As a rabbi, I try to find the good in all people.
For example, when it comes to celebrities, I look beyond the surface and consider the more personal and selfless contributions they make to society.
This past Sunday much of America focused on the Super Bowl; with emphasis on the game itself and the players involved. Before the game, the National Football League held its awards ceremony, honoring the highest achievers from the past season. Frankly, I care little about those awards-except for one. There is an annual award (known as the Walter Payton Man of the Year) given to the football player, whose voluntary and charity work are exceptional. This award highlights an athlete’s significant contribution to humanity; well beyond the parameters of a touchdown. This year’s winner was Chris Long, who was honored for volunteer service you will not read about in the sports pages. Long’s charitable work ranges from assisting the poor in St. Louis, to helping combat veterans, to providing clean water for people of East Africa. Such unique volunteerism impresses me a thousand times more than what an athlete accomplishments on the field.
Volunteerism is central to the Torah portion of Terumah.
The word Terumah refers to making a contribution; generally in a voluntary way. In Terumah we are introduced to the Mishkan, the portable Sanctuary which will serves as the spiritual home for the desert Jews. The Mishkan was a project for the entire community. The actual construction was undertaken by skilled artisans, but the furnishings were the peoples’ obligation. When Moses asked for donations, the entire community stepped forward and stepped up. Whatever their daily chores, burdens or responsibilities, everyone volunteered something to the construction. The Mishkan might have been recognized as dwelling place for God, but it constituted the loving work of a nation.
Today, unless we are retired, most of us find little time to volunteer. We devote most of our energies toward work, raising families, and coping with the daily uncertainties of life. Who has discretionary time to volunteer?
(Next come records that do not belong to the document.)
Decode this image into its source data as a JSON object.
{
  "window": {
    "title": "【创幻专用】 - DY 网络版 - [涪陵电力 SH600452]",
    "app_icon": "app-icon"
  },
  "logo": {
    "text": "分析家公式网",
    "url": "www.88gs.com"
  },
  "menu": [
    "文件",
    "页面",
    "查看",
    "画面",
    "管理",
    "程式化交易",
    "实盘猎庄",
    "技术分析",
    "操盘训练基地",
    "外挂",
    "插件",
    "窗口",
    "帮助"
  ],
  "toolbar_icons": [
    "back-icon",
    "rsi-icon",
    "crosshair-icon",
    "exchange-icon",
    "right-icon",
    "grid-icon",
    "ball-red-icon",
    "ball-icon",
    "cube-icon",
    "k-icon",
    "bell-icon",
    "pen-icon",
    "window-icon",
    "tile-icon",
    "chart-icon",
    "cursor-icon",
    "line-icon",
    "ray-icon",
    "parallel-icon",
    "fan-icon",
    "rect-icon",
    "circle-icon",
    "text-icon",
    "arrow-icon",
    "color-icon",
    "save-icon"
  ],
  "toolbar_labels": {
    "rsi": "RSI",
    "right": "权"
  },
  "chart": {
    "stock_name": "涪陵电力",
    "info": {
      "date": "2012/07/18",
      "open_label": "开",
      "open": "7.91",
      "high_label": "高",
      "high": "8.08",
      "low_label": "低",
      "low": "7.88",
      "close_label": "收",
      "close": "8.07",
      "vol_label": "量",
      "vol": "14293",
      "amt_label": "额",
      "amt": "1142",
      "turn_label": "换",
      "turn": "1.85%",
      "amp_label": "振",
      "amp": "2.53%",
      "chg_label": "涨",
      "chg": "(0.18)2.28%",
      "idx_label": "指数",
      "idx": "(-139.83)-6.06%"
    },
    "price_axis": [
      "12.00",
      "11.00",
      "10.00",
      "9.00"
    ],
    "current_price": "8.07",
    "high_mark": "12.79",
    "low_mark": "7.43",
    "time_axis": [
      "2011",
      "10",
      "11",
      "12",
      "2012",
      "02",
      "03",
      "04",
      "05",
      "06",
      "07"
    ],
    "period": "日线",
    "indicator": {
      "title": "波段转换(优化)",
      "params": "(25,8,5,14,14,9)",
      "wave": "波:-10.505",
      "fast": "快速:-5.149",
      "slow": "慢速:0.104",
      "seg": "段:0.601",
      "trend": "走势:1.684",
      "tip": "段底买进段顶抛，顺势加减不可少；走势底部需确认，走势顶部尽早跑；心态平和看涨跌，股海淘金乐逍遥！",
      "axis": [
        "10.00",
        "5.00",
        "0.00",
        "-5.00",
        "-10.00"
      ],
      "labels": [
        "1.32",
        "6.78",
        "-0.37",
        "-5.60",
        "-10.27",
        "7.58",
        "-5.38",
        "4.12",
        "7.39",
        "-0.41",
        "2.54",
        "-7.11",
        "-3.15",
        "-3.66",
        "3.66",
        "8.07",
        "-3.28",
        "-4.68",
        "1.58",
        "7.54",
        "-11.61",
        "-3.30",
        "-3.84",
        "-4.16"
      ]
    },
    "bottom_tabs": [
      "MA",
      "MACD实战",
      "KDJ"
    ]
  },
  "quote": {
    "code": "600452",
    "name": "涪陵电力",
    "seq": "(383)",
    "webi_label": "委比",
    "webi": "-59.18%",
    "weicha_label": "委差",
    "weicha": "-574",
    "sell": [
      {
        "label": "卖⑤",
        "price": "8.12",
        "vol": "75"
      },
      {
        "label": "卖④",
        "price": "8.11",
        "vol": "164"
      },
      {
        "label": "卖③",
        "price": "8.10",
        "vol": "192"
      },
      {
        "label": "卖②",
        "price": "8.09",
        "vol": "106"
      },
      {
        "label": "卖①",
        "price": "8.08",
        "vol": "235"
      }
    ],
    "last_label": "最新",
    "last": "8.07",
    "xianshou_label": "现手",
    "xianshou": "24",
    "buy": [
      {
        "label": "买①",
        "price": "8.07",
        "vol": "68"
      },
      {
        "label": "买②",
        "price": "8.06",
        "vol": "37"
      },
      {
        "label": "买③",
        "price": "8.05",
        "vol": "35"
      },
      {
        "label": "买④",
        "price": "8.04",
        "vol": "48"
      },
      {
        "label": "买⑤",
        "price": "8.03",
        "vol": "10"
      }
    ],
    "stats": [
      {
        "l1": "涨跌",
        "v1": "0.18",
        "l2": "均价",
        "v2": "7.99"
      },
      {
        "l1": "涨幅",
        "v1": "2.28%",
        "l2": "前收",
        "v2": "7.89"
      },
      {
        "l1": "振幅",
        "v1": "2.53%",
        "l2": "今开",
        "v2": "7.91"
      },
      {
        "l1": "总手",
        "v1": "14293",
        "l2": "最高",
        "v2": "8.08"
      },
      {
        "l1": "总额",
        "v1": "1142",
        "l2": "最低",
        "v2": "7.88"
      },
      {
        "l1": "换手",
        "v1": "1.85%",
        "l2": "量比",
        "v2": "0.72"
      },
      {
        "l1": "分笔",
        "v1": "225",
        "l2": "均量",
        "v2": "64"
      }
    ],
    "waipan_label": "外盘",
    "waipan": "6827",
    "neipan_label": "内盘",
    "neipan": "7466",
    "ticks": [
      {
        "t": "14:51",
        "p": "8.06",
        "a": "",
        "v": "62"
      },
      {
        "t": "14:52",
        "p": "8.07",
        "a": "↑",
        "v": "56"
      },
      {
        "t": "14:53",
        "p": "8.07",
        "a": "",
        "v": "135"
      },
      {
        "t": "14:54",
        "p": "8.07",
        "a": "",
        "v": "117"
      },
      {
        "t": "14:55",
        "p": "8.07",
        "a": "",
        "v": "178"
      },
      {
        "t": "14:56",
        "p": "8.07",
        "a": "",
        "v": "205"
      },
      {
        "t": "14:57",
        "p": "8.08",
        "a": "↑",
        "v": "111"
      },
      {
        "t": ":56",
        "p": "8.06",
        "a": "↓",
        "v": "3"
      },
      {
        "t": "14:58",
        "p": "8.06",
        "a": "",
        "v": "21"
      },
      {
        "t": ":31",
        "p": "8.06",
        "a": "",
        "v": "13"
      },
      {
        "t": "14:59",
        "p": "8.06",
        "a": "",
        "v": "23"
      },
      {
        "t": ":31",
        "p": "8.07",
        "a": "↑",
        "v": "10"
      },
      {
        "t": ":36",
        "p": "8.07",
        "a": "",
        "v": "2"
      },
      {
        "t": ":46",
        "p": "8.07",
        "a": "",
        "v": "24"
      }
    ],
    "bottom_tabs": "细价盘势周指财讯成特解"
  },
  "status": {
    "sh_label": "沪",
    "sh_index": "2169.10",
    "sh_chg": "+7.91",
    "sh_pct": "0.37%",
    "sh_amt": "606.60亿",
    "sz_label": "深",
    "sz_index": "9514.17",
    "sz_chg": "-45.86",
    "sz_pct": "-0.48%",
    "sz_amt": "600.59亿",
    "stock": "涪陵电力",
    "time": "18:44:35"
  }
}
The cynics among us might argue that a well-compensated athlete, no matter how impressive his/her voluntary activities, has the means to voluntarily provide what most of us cannot. Yet, as our Torah portion suggests, what matters is not the size of the gift nor the amount of time contributed; what matters is the notion of giving something with a willing heart. Terumah does not devote one word to the size or monetary value of the gifts brought forward. What matters is that everyone offered, no matter how modest the contribution. Cumulatively, the donations made an impressive statement about the dedication of a nation to its new, spiritual home. On display here was not the size of the gift but the size of one’s character. Ultimately, what the Israelites constructed was a holy place that reflected the loftiest values of the people.
Our sanctuaries today are being challenged on many fronts. Aside from declining numbers, they suffer from a lack of esprit de corps. The sense of mission and personal investment so vividly evident in the desert is missing from our contemporary Tabernacles . I hope that-within the limits of our individual time and means-we can rediscover the willing spirit, which can help restore our Sanctuaries to the honorable place in our lives and in our communities.